Activity: Reproduce the data below in full and to the letter, images excepted.

═════ The records

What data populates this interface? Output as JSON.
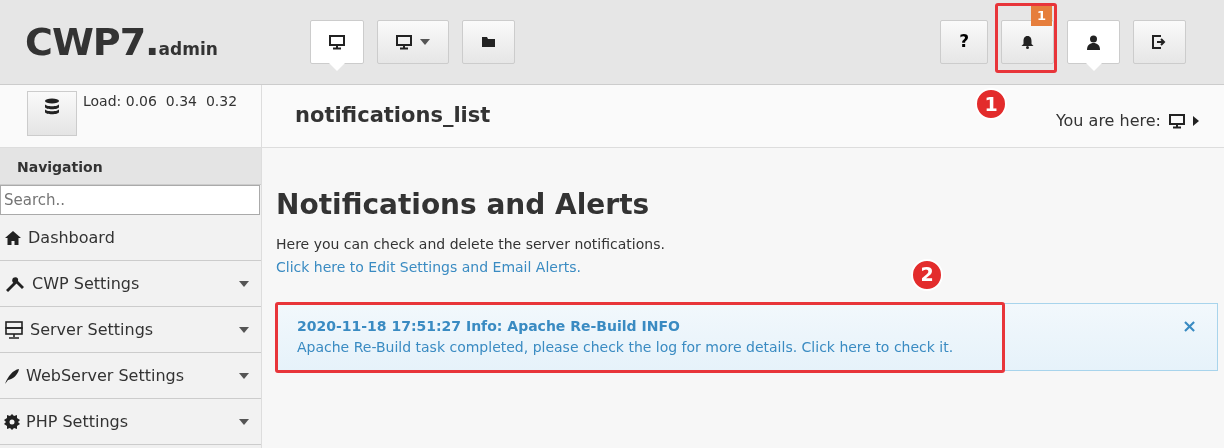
{
  "header": {
    "brand": "CWP7.",
    "brand_suffix": "admin",
    "left_buttons": [
      {
        "selected": true,
        "dropdown": false
      },
      {
        "selected": false,
        "dropdown": true
      },
      {
        "selected": false,
        "dropdown": false
      }
    ],
    "right_buttons": [
      {
        "text": "?",
        "selected": false
      },
      {
        "selected": false,
        "badge": "1",
        "annotation": "1"
      },
      {
        "selected": true
      },
      {
        "selected": false
      }
    ]
  },
  "subbar": {
    "load": "Load: 0.06  0.34  0.32",
    "page_title": "notifications_list",
    "breadcrumb": "You are here:"
  },
  "sidebar": {
    "heading": "Navigation",
    "search": {
      "placeholder": "Search.."
    },
    "items": [
      {
        "label": "Dashboard",
        "dropdown": false
      },
      {
        "label": "CWP Settings",
        "dropdown": true
      },
      {
        "label": "Server Settings",
        "dropdown": true
      },
      {
        "label": "WebServer Settings",
        "dropdown": true
      },
      {
        "label": "PHP Settings",
        "dropdown": true
      }
    ]
  },
  "main": {
    "heading": "Notifications and Alerts",
    "description": "Here you can check and delete the server notifications.",
    "settings_link": "Click here to Edit Settings and Email Alerts.",
    "notifications": [
      {
        "title": "2020-11-18 17:51:27 Info: Apache Re-Build INFO",
        "message": "Apache Re-Build task completed, please check the log for more details. Click here to check it.",
        "close": "×",
        "annotation": "2"
      }
    ]
  }
}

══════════

Task answer:
What data populates this interface? Output as JSON.
{
  "header": {
    "brand": "CWP7.",
    "brand_suffix": "admin",
    "left_buttons": [
      {
        "selected": true,
        "dropdown": false
      },
      {
        "selected": false,
        "dropdown": true
      },
      {
        "selected": false,
        "dropdown": false
      }
    ],
    "right_buttons": [
      {
        "text": "?",
        "selected": false
      },
      {
        "selected": false,
        "badge": "1",
        "annotation": "1"
      },
      {
        "selected": true
      },
      {
        "selected": false
      }
    ]
  },
  "subbar": {
    "load": "Load: 0.06  0.34  0.32",
    "page_title": "notifications_list",
    "breadcrumb": "You are here:"
  },
  "sidebar": {
    "heading": "Navigation",
    "search": {
      "placeholder": "Search.."
    },
    "items": [
      {
        "label": "Dashboard",
        "dropdown": false
      },
      {
        "label": "CWP Settings",
        "dropdown": true
      },
      {
        "label": "Server Settings",
        "dropdown": true
      },
      {
        "label": "WebServer Settings",
        "dropdown": true
      },
      {
        "label": "PHP Settings",
        "dropdown": true
      }
    ]
  },
  "main": {
    "heading": "Notifications and Alerts",
    "description": "Here you can check and delete the server notifications.",
    "settings_link": "Click here to Edit Settings and Email Alerts.",
    "notifications": [
      {
        "title": "2020-11-18 17:51:27 Info: Apache Re-Build INFO",
        "message": "Apache Re-Build task completed, please check the log for more details. Click here to check it.",
        "close": "×",
        "annotation": "2"
      }
    ]
  }
}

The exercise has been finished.